No special treatment for ESG investments

The Department of Labor's recent field bulletin reiterating its policy on environmental, social and governance factors is a timely reminder that fiduciaries must do their homework as carefully before selecting an ESG-related investment as they would for any other investment.

The DOL appears to have been concerned that ESG-related investments have become so accepted as mainstream that fiduciaries might be tempted to relax when deciding to pursue such investments and in selecting the particular investment strategies.

This is revealed by the warning in the bulletin that: "Fiduciaries must not too readily treat ESG factors as economically relevant to the particular investment choices at issue when making a decision." The bulletin added that it does not automatically follow from the fact that an investment that promotes ESG factors, or promotes positive general market trends or industry growth, makes it a prudent choice for retirement investors.

"Rather, ERISA fiduciaries must always put first the economic interests of the plan in providing retirement benefits," it said. "A fiduciary's evaluation of the economics of an investment should be focused on financial factors that have a material effect on the return and risk of an investment."

That is, fiduciaries may consider ESG criteria in their plans' investments, but they must not let their desire to do good blind them to possible lower returns or greater risks.

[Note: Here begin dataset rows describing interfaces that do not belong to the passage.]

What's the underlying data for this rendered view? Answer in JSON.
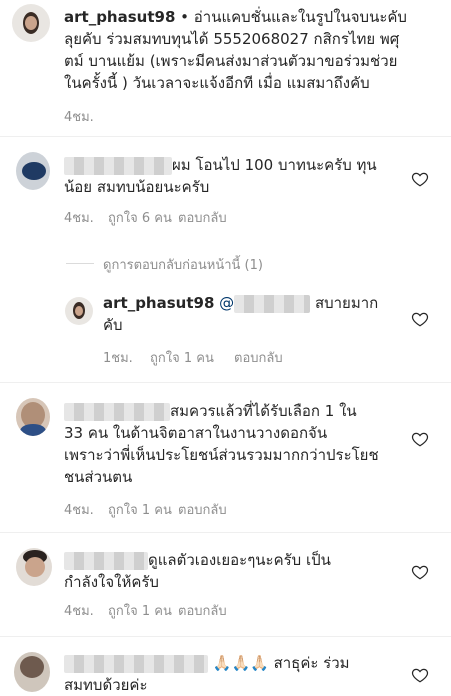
{
  "post": {
    "username": "art_phasut98",
    "caption_lines": [
      "art_phasut98 • อ่านแคบชั่นและในรูปในจบนะคับ",
      "ลุยคับ ร่วมสมทบทุนได้ 5552068027 กสิกรไทย พศุ",
      "ตม์ บานแย้ม (เพราะมีคนส่งมาส่วนตัวมาขอร่วมช่วย",
      "ในครั้งนี้ ) วันเวลาจะแจ้งอีกที เมื่อ แมสมาถึงคับ"
    ],
    "time": "4ชม."
  },
  "comments": [
    {
      "lines": [
        "ผม โอนไป 100 บาทนะครับ ทุน",
        "น้อย สมทบน้อยนะครับ"
      ],
      "time": "4ชม.",
      "likes": "ถูกใจ 6 คน",
      "reply": "ตอบกลับ"
    },
    {
      "view_replies": "ดูการตอบกลับก่อนหน้านี้ (1)"
    },
    {
      "username": "art_phasut98",
      "mention": "@",
      "lines": [
        "สบายมาก",
        "คับ"
      ],
      "time": "1ชม.",
      "likes": "ถูกใจ 1 คน",
      "reply": "ตอบกลับ"
    },
    {
      "lines": [
        "สมควรแล้วที่ได้รับเลือก 1 ใน",
        "33 คน ในด้านจิตอาสาในงานวางดอกจัน",
        "เพราะว่าพี่เห็นประโยชน์ส่วนรวมมากกว่าประโยช",
        "ชนส่วนตน"
      ],
      "time": "4ชม.",
      "likes": "ถูกใจ 1 คน",
      "reply": "ตอบกลับ"
    },
    {
      "lines": [
        "ดูแลตัวเองเยอะๆนะครับ เป็น",
        "กำลังใจให้ครับ"
      ],
      "time": "4ชม.",
      "likes": "ถูกใจ 1 คน",
      "reply": "ตอบกลับ"
    },
    {
      "emoji": "🙏🏻🙏🏻🙏🏻",
      "lines": [
        "สาธุค่ะ ร่วม",
        "สมทบด้วยค่ะ"
      ]
    }
  ],
  "icons": {
    "heart": "heart-outline-icon"
  }
}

Pension fund investments already do much good by securing the retirement incomes of millions of workers.